Dominion sues right-wing OAN and pair of Trump-loving reporters for spreading 'manufactured stories about election fraud'
Chanel Rion (OANN/screen grab)

Dominion Voting Systems has filed new defamation lawsuits against One America News and two of its on-air broadcasters for spreading "lies" about the November 2020 election.

The voting machine company has sued Donald Trump's former attorneys, Fox News and Newsmax, and it filed a long-awaited suit against the right-wing OAN and reporters Chanel Rion and Christina Bobb, along with former Overstock CEO Patrick Byrne, seeking more than $1.6 billion in damages.

"During and after the November 2020 election, OAN saw a business opportunity," the suit alleges. "Spurred by a quest for profits and viewers, OAN — a competitor to media giant Fox — engaged in a race to the bottom with Fox and other outlets such as Newsmax to spread false and manufactured stories about election fraud. Dominion quickly became the focus of this downward spiral of lies, as each broadcaster attempted to outdo the others by making the lies more outrageous, spreading them further, and endorsing them as strongly as possible."
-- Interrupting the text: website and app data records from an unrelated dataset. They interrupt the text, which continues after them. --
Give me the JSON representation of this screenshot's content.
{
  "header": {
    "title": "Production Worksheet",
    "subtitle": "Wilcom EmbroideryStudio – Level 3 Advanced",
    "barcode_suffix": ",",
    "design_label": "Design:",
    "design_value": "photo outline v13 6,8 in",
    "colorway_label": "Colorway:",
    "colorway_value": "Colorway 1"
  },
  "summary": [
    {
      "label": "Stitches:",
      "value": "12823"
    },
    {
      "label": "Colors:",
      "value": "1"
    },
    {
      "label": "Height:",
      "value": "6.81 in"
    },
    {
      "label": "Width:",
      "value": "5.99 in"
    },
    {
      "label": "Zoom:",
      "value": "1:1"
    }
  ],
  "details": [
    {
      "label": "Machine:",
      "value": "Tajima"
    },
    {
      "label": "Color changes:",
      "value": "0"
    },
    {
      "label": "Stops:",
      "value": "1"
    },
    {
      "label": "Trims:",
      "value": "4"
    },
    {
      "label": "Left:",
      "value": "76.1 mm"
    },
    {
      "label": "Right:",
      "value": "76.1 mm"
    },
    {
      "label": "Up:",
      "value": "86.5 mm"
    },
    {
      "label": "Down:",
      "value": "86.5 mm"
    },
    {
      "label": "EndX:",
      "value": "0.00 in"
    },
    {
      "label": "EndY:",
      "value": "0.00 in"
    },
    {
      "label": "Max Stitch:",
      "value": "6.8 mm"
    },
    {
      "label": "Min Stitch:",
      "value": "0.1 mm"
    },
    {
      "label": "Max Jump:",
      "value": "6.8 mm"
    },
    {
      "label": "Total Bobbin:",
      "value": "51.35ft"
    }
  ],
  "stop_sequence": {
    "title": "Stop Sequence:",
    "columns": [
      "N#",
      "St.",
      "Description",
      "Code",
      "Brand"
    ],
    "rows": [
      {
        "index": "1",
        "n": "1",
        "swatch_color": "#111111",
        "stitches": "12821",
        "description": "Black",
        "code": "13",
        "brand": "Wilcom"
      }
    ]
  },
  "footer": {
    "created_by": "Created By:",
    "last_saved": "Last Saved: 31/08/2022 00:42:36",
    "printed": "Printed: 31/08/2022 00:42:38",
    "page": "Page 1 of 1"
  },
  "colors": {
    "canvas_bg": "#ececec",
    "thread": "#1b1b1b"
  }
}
The company accused Byrne of repeatedly and falsely claiming that Dominion rigged the vote counts to steal the election for President Joe Biden, and blamed Newsmax and the former tech CEO of spinning conspiracy theories that triggered an ongoing "audit" in Arizona.

"Newsmax helped create and cultivate an alternate reality where up is down, pigs have wings, and Dominion engaged in a colossal fraud to steal the presidency from Donald Trump by rigging the vote," the suit alleges.

The lawsuit notes that Newsmax employees were aware the election claims were false -- even describing some of them as "insane" -- and would likely result in legal complaints.

Fox News, meanwhile, has moved to dismiss the Dominion lawsuit. "Fox News Media is proud of our 2020 election coverage, which stands in the highest tradition of American journalism, and will vigorously defend against this baseless lawsuit in court," the network said in a statement.